NEW YORK (Reuters) - Drug companies helped drive an almost 18 percent increase in corporate philanthropy last year as they gave away medicine to poor Americans still struggling in a rough economy, a survey found on Thursday.
The Committee Encouraging Corporate Philanthropy poll of 110 companies found they gave $13 billion in cash and products last year as the United States began to emerge from recession.
While 40 percent of the 110 companies -- polled annually for the past four years -- boosted their giving last year by more than 10 percent, another 17 percent decreased their giving by more than 10 percent compared to 2009.
"We're seeing companies build back," said Alison Rose, the committee's manager of standards and measurement. "From 2008 to 2009 we saw 60 percent of companies decrease giving, so now from 2009 to 2010 we're seeing 65 percent increase giving."
She said more than half of the $2 billion increase in corporate philanthropy last year came from pharmaceutical companies donating medicine through their Patient Assistance Programs and investing in other initiatives.
"One of the reasons we have seen for increased giving across the board has been increased funding to serve basic needs in communities where companies are working, and pharmaceutical companies in particular are in a really important position to do so," Rose said.
Companies in the consumer staples, financial, industrials and information technology sectors also contributed to the increase in 2010 corporate philanthropy, the poll said.
The companies polled said corporate financial performance frequently determined giving budgets.
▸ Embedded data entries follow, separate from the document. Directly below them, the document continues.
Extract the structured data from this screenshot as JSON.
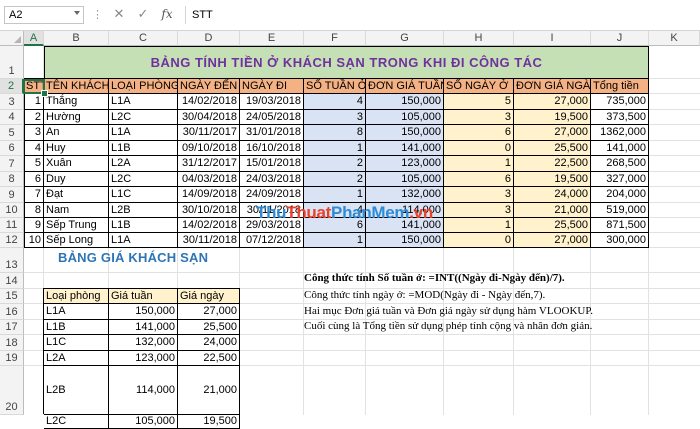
{
  "formula_bar": {
    "name_box": "A2",
    "cancel_icon": "✕",
    "enter_icon": "✓",
    "fx_label": "fx",
    "formula": "STT"
  },
  "columns": [
    "A",
    "B",
    "C",
    "D",
    "E",
    "F",
    "G",
    "H",
    "I",
    "J",
    "K"
  ],
  "rows": [
    "1",
    "2",
    "3",
    "4",
    "5",
    "6",
    "7",
    "8",
    "9",
    "10",
    "11",
    "12",
    "13",
    "14",
    "15",
    "16",
    "17",
    "18",
    "19",
    "20"
  ],
  "title": "BẢNG TÍNH TIỀN Ở KHÁCH SẠN TRONG KHI ĐI CÔNG TÁC",
  "main_table": {
    "headers": [
      "STT",
      "TÊN KHÁCH",
      "LOẠI PHÒNG",
      "NGÀY ĐẾN",
      "NGÀY ĐI",
      "SỐ TUẦN Ở",
      "ĐƠN GIÁ TUẦN",
      "SỐ NGÀY Ở",
      "ĐƠN GIÁ NGÀY",
      "Tổng tiền"
    ],
    "rows": [
      [
        "1",
        "Thắng",
        "L1A",
        "14/02/2018",
        "19/03/2018",
        "4",
        "150,000",
        "5",
        "27,000",
        "735,000"
      ],
      [
        "2",
        "Hường",
        "L2C",
        "30/04/2018",
        "24/05/2018",
        "3",
        "105,000",
        "3",
        "19,500",
        "373,500"
      ],
      [
        "3",
        "An",
        "L1A",
        "30/11/2017",
        "31/01/2018",
        "8",
        "150,000",
        "6",
        "27,000",
        "1362,000"
      ],
      [
        "4",
        "Huy",
        "L1B",
        "09/10/2018",
        "16/10/2018",
        "1",
        "141,000",
        "0",
        "25,500",
        "141,000"
      ],
      [
        "5",
        "Xuân",
        "L2A",
        "31/12/2017",
        "15/01/2018",
        "2",
        "123,000",
        "1",
        "22,500",
        "268,500"
      ],
      [
        "6",
        "Duy",
        "L2C",
        "04/03/2018",
        "24/03/2018",
        "2",
        "105,000",
        "6",
        "19,500",
        "327,000"
      ],
      [
        "7",
        "Đạt",
        "L1C",
        "14/09/2018",
        "24/09/2018",
        "1",
        "132,000",
        "3",
        "24,000",
        "204,000"
      ],
      [
        "8",
        "Nam",
        "L2B",
        "30/10/2018",
        "30/11/2018",
        "4",
        "114,000",
        "3",
        "21,000",
        "519,000"
      ],
      [
        "9",
        "Sếp Trung",
        "L1B",
        "14/02/2018",
        "29/03/2018",
        "6",
        "141,000",
        "1",
        "25,500",
        "871,500"
      ],
      [
        "10",
        "Sếp Long",
        "L1A",
        "30/11/2018",
        "07/12/2018",
        "1",
        "150,000",
        "0",
        "27,000",
        "300,000"
      ]
    ]
  },
  "price_table_title": "BẢNG GIÁ KHÁCH SẠN",
  "price_table": {
    "headers": [
      "Loại phòng",
      "Giá tuần",
      "Giá ngày"
    ],
    "rows": [
      [
        "L1A",
        "150,000",
        "27,000"
      ],
      [
        "L1B",
        "141,000",
        "25,500"
      ],
      [
        "L1C",
        "132,000",
        "24,000"
      ],
      [
        "L2A",
        "123,000",
        "22,500"
      ],
      [
        "L2B",
        "114,000",
        "21,000"
      ],
      [
        "L2C",
        "105,000",
        "19,500"
      ]
    ]
  },
  "notes": {
    "line1": "Công thức tính Số tuần ở: =INT((Ngày đi-Ngày đến)/7).",
    "line2": "Công thức tính ngày ở: =MOD(Ngày đi - Ngày đến,7).",
    "line3": "Hai mục Đơn giá tuần và Đơn giá ngày sử dụng hàm VLOOKUP.",
    "line4": "Cuối cùng là Tổng tiền sử dụng phép tính cộng và nhân đơn giản."
  },
  "watermark": {
    "part1": "Thu",
    "part2": "Thuat",
    "part3": "PhanMem",
    "part4": ".vn"
  },
  "colors": {
    "title_bg": "#c5e0b4",
    "title_text": "#7030a0",
    "header_bg": "#f4b183",
    "blue_col": "#dae3f3",
    "yellow_col": "#fff2cc",
    "price_title": "#2e75b6",
    "excel_green": "#217346"
  }
}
In 2010, 70 percent of the companies surveyed reported increased profit.
Rose said companies also reported giving more than planned in their disaster funding budgets in 2010 as budgets were stretched by events such as the Haiti earthquake and the floods in Pakistan.
The survey found 53 percent gave more in 2010 than they did in 2007 -- when total giving by the 110 companies was $10.5 billion before the onset of the global financial crisis.
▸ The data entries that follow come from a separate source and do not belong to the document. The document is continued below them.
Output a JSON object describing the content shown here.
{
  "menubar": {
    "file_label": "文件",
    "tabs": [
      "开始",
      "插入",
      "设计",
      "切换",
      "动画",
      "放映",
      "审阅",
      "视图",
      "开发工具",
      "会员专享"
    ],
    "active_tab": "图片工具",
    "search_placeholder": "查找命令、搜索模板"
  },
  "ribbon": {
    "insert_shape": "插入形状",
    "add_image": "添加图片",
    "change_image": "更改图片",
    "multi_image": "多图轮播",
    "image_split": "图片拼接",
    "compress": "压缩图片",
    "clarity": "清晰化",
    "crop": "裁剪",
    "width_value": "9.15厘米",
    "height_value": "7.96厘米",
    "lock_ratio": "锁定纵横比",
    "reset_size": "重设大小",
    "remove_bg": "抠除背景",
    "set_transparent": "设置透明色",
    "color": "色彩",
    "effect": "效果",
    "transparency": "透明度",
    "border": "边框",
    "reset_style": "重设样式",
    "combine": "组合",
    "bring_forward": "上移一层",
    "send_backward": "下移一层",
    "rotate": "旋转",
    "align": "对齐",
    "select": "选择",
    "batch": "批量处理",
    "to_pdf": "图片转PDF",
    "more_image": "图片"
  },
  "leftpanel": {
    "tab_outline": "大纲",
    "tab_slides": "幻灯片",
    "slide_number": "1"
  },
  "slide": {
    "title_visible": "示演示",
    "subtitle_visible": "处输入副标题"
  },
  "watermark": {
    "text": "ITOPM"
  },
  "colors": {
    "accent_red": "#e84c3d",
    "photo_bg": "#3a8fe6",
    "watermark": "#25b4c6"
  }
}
But while 25 percent of the companies increased their giving by a quarter or more last year compared to 2007, a further 21 percent reduced their giving by at least a quarter.
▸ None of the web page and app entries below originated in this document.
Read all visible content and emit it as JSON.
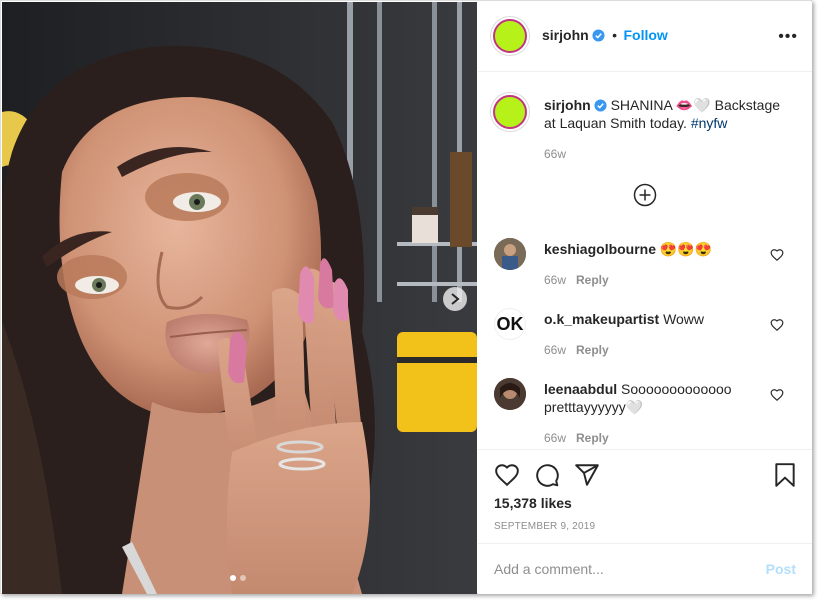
{
  "post": {
    "username": "sirjohn",
    "separator": "•",
    "follow_label": "Follow",
    "more_label": "•••",
    "caption": {
      "username": "sirjohn",
      "text": "SHANINA 👄🤍 Backstage at Laquan Smith today.",
      "hashtag": "#nyfw",
      "age": "66w"
    },
    "comments": [
      {
        "username": "keshiagolbourne",
        "text": "😍😍😍",
        "age": "66w",
        "reply_label": "Reply"
      },
      {
        "username": "o.k_makeupartist",
        "text": "Woww",
        "age": "66w",
        "reply_label": "Reply",
        "avatar_text": "OK"
      },
      {
        "username": "leenaabdul",
        "text": "Sooooooooooooo pretttayyyyyy🤍",
        "age": "66w",
        "reply_label": "Reply"
      }
    ],
    "likes": "15,378 likes",
    "date": "SEPTEMBER 9, 2019",
    "comment_input": {
      "placeholder": "Add a comment...",
      "value": ""
    },
    "post_button": "Post",
    "carousel": {
      "current": 1,
      "total": 2
    }
  },
  "colors": {
    "accent": "#0095f6",
    "avatar_fill": "#b6f21a",
    "avatar_ring": "#c13584",
    "text": "#262626",
    "muted": "#8e8e8e"
  },
  "icons": [
    "verified-badge-icon",
    "more-options-icon",
    "load-more-plus-icon",
    "heart-icon",
    "comment-icon",
    "share-icon",
    "bookmark-icon",
    "carousel-next-icon"
  ]
}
"We were struck by the divergent paths," Rose said. "This shows that while some companies have been able to surpass pre-crisis levels, others are still in a period of rebuilding."
Editing by Mark Egan and Eric Beech